I think there is a strong connection between the history of science and the history of european religions. I might be wrong, but I believe that Catolicism created better social environment for exploring and studying the whole world than any other religion. Many people still don't realize that our wester civilisation is built at two things: ancient Greeks thought and Catolic beliefs. Now a lot of people believe that the church slowed down the process of understanding the world but I don't see convincing reasons to believe that. Not to mention that Catolicism provided the purest and most beautiful (at least in my opinion, so if there's anyone with different beliefs don't feel offended) set of moral values - the values we still use as a foundation of our civilization.
Religion always had two purposes - to find a greater truth but also to organize societies. If there's one big problem for religion in recent time, it's with the second one - people don't need religion to organize our lives anymore. Due to globalization and capitalism, people have much wider pool of possibilites now. Catolicism has been doing a poor job at adaptation to these new world. I think it's fair to say that they live in a huge recession for over a hundret of years to this day.
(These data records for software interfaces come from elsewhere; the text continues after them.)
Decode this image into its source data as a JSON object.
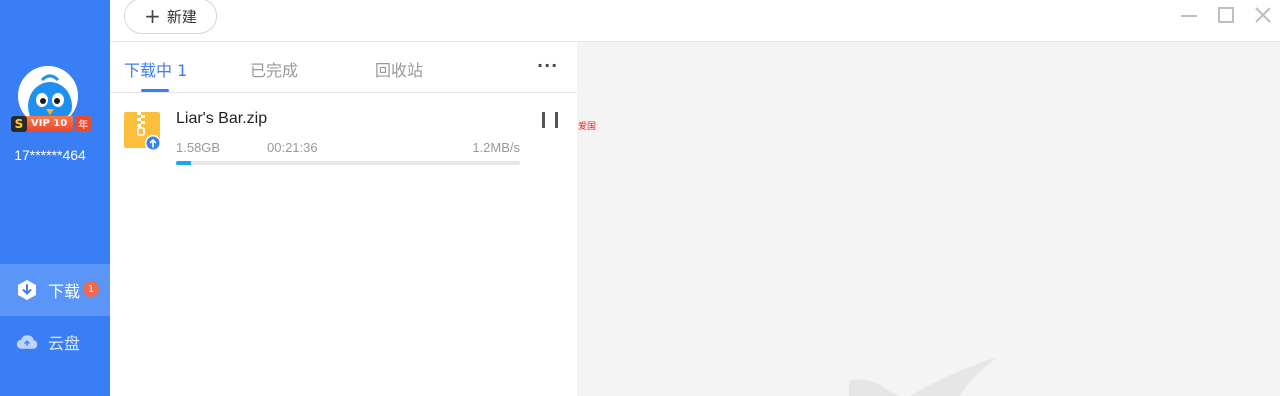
{
  "sidebar": {
    "avatar_icon": "bird-avatar-icon",
    "vip": {
      "s_label": "S",
      "label": "VIP 10",
      "suffix": "年"
    },
    "username": "17******464",
    "nav": [
      {
        "label": "下载",
        "icon": "download-icon",
        "badge": "1",
        "active": true
      },
      {
        "label": "云盘",
        "icon": "cloud-icon",
        "active": false
      }
    ]
  },
  "toolbar": {
    "new_label": "新建",
    "new_icon": "plus-icon"
  },
  "tabs": [
    {
      "label": "下载中 1",
      "active": true
    },
    {
      "label": "已完成",
      "active": false
    },
    {
      "label": "回收站",
      "active": false
    }
  ],
  "more_label": "···",
  "tasks": [
    {
      "name": "Liar's Bar.zip",
      "size": "1.58GB",
      "remaining": "00:21:36",
      "speed": "1.2MB/s",
      "progress": 0.045,
      "icon": "zip-file-icon"
    }
  ],
  "right_pane": {
    "note": "爱国"
  },
  "colors": {
    "sidebar": "#3a7ef6",
    "accent": "#3a7ef6",
    "progress": "#1aa3f5"
  }
}
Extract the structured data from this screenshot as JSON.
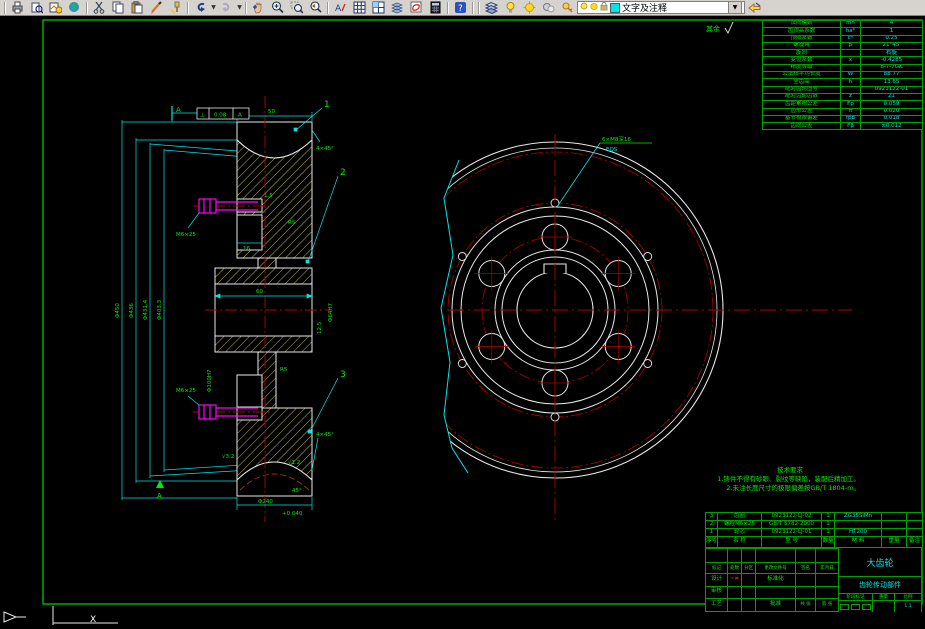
{
  "toolbar": {
    "layer_dropdown_value": "文字及注释",
    "dropdown_arrow": "▼",
    "icons": [
      "print",
      "print-preview",
      "plot",
      "publish",
      "cut",
      "copy",
      "paste",
      "pencil-edit",
      "match-properties",
      "undo",
      "redo",
      "pan-hand",
      "zoom-realtime",
      "zoom-window",
      "zoom-previous",
      "text-style",
      "table-grid",
      "cell-grid",
      "wave-stack",
      "named-views",
      "calculator",
      "help",
      "layer-stack",
      "bulb",
      "sun",
      "lock",
      "printer-state",
      "color-swatch",
      "layer-previous"
    ],
    "accent_color": "#00e5e5"
  },
  "surface_note": {
    "label": "其余",
    "symbol": "√"
  },
  "left_view": {
    "balloons": [
      "1",
      "2",
      "3"
    ],
    "gdt": {
      "sym": "⊥",
      "val": "0.08",
      "datum": "A"
    },
    "dims": {
      "face_width": "50",
      "chamfer_top": "4×45°",
      "d1": "Φ450",
      "d2": "Φ436",
      "d3": "Φ431.4",
      "d4": "Φ403.3",
      "hub_len": "60",
      "pocket": "16",
      "t15": "1.5",
      "r_top": "R5",
      "depth": "12.5",
      "bore": "Φ64H7",
      "hub_bore": "Φ100H7",
      "bolt": "M6×25",
      "r_bot": "R5",
      "chamfer_bot": "4×45°",
      "angle_bot": "45°",
      "bottom_dia": "Φ240",
      "bottom_tol": "+0.040",
      "rough1": "√3.2",
      "rough2": "√1.2",
      "datum": "A",
      "section": "A"
    }
  },
  "right_view": {
    "hole_note": "6×M8深16",
    "eqs": "EQS"
  },
  "param_table": {
    "rows": [
      {
        "label": "法向模数",
        "sym": "mn",
        "val": "4"
      },
      {
        "label": "齿顶高系数",
        "sym": "ha*",
        "val": "1"
      },
      {
        "label": "顶隙系数",
        "sym": "c*",
        "val": "0.25"
      },
      {
        "label": "螺旋角",
        "sym": "β",
        "val": "21°45′"
      },
      {
        "label": "旋向",
        "sym": "",
        "val": "右旋"
      },
      {
        "label": "变位系数",
        "sym": "x",
        "val": "-0.4285"
      },
      {
        "label": "精度等级",
        "sym": "",
        "val": "8-7-7GK"
      },
      {
        "label": "公法线平均长度",
        "sym": "W",
        "val": "88.77"
      },
      {
        "label": "全齿高",
        "sym": "h",
        "val": "13.65"
      },
      {
        "label": "配对齿轮图号",
        "sym": "",
        "val": "0923122-01"
      },
      {
        "label": "配对齿轮齿数",
        "sym": "z",
        "val": "21"
      },
      {
        "label": "齿距累积公差",
        "sym": "Fp",
        "val": "0.059"
      },
      {
        "label": "齿形公差",
        "sym": "ff",
        "val": "0.020"
      },
      {
        "label": "基节极限偏差",
        "sym": "fpb",
        "val": "0.018"
      },
      {
        "label": "齿向公差",
        "sym": "Fβ",
        "val": "±0.012"
      }
    ]
  },
  "notes": {
    "title": "技术要求",
    "line1": "1.铸件不得有砂眼、裂纹等缺陷，装配后精加工。",
    "line2": "2.未注长度尺寸的极限偏差按GB/T 1804-m。"
  },
  "title_block": {
    "parts": [
      {
        "no": "3",
        "name": "齿圈",
        "code": "0923122-LJ-02",
        "qty": "1",
        "material": "ZG35SiMn",
        "remark": ""
      },
      {
        "no": "2",
        "name": "螺栓M6×25",
        "code": "GB/T 5782-2000",
        "qty": "1",
        "material": "",
        "remark": ""
      },
      {
        "no": "1",
        "name": "轮芯",
        "code": "0923122-LJ-01",
        "qty": "1",
        "material": "HT200",
        "remark": ""
      }
    ],
    "headers": {
      "no": "序号",
      "name": "名 称",
      "code": "型 号",
      "qty": "数量",
      "material": "材 料",
      "weight": "重量",
      "remark": "备注"
    },
    "sign_headers": [
      "标记",
      "处数",
      "分区",
      "更改文件号",
      "签名",
      "年月日"
    ],
    "roles": {
      "design": "设计",
      "standard": "标准化",
      "audit": "审核",
      "craft": "工艺",
      "approve": "批准"
    },
    "design_mark": "~≠",
    "sheets_total": "共 张",
    "sheet_no": "第 张",
    "stage": "阶段标记",
    "weight_label": "重量",
    "scale_label": "比例",
    "scale": "1:1",
    "part_name": "大齿轮",
    "assembly_name": "齿轮传动部件"
  },
  "ucs": {
    "x_label": "X"
  }
}
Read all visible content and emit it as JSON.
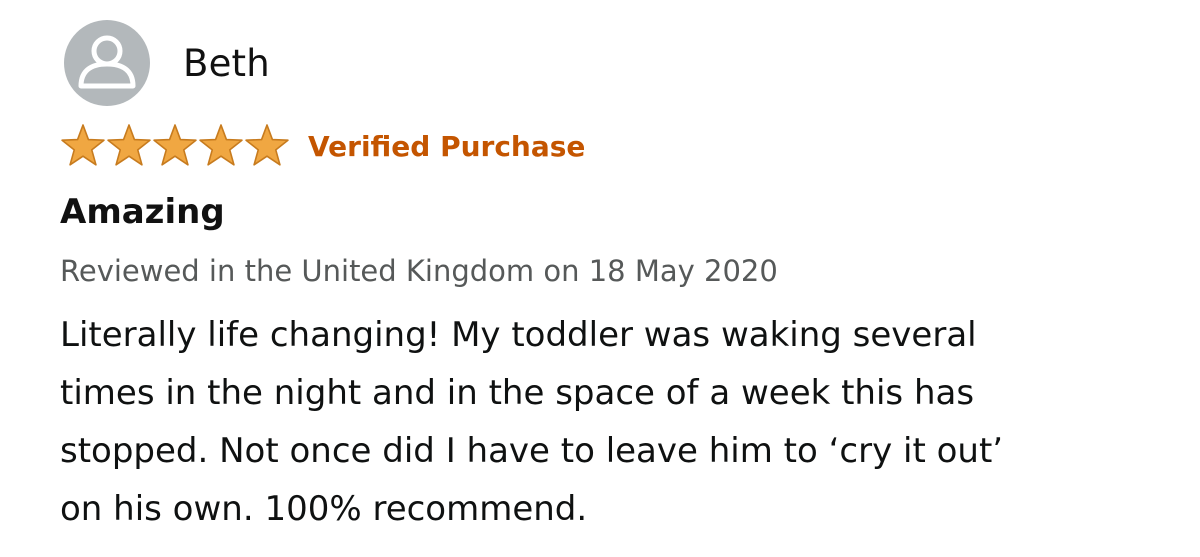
{
  "review": {
    "author": {
      "name": "Beth",
      "avatar_icon": "user-silhouette-icon"
    },
    "rating": {
      "stars": 5,
      "max_stars": 5,
      "star_color": "#f0a742",
      "star_outline": "#c77b1e",
      "verified_label": "Verified Purchase",
      "verified_color": "#c45500"
    },
    "title": "Amazing",
    "meta": "Reviewed in the United Kingdom on 18 May 2020",
    "body_lines": [
      "Literally life changing! My toddler was waking several",
      "times in the night and in the space of a week this has",
      "stopped. Not once did I have to leave him to ‘cry it out’",
      "on his own. 100% recommend."
    ]
  }
}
Again - this is from my experience, but priests aren't educated enough in most ways to do their job well and religion classes in schools are mostly a joke (I don't know if something like this exist outside of Poland). People don't realize that theology is a real study, people don't find it serious.
I will say one thing though - if the progression of science didn't eliminate religion (and it shouldn't, they act about completely different things),
It is not the progression of science that is elimianting religion, it is the progression of alternative, better written stories that don't ask their audience to trust in sky autocrats for their morality.
Science, rationalism, postmodernism are all bogey men so that religion can distract from its actual competition, a wide diversity of other stories, stories whose tellers generally dont try to make them seem 'sacred' or 'special' by saying they're "true" or "real"
Alot of your post seems to conflate correlation with causation. Monarchies also did wonders for science, would the world we be better if we were all under kings and queens?
If you want to assess the value of somethign, you must assess what it is. (note, i am using a rather specific definiton of religion here, that which relies on a higher power.) Religion promotes deference to higher authority. If the world is better with religion, than surely 'good outcomes' like life expectancy, happiness, ect, ect would occur in places which defer to higher authorties and 'special' singluar stories, aka autocracies. And yet, the less democratic a place is, te more likely the outcomes are to be bad.
Religious commit more crime than the non-religious? Why? Well, again, lets look at what religion is. Religion priviligies certain stories as truth. generally those telling religious stories to their kids do not tell them like they would tell other stories, no they are sacred, special, you must go to events you would not want to otherwise go, do things you would otherwise not want to do. When you treat a story as special, then your interpretation of tha one story will have a disproportiante influence on how you act. And unfortunately, while some people may vehemently aargue otherwise, there are no "wrong interpretations". This is the bread and butter of extremism, usually consensus and a wide variety of interpretations from a wide range of stories puts a check on one 'odd' one. Its better that many people must approve of a nuclear option than one, but when you make one story special, and you spread its specialness to others as something you must respect, now you're playing with fire.
Parents acting in good faith, would not demand anything extra of their children regarding their unicorn tales and would tell them like they would tell any other sort of story, alas, many parents aren't really acting in good faith, the interests of children are secondary to their desire to make their children an extension of themselves. "Teaching them values" is a cover for indoctrination and control.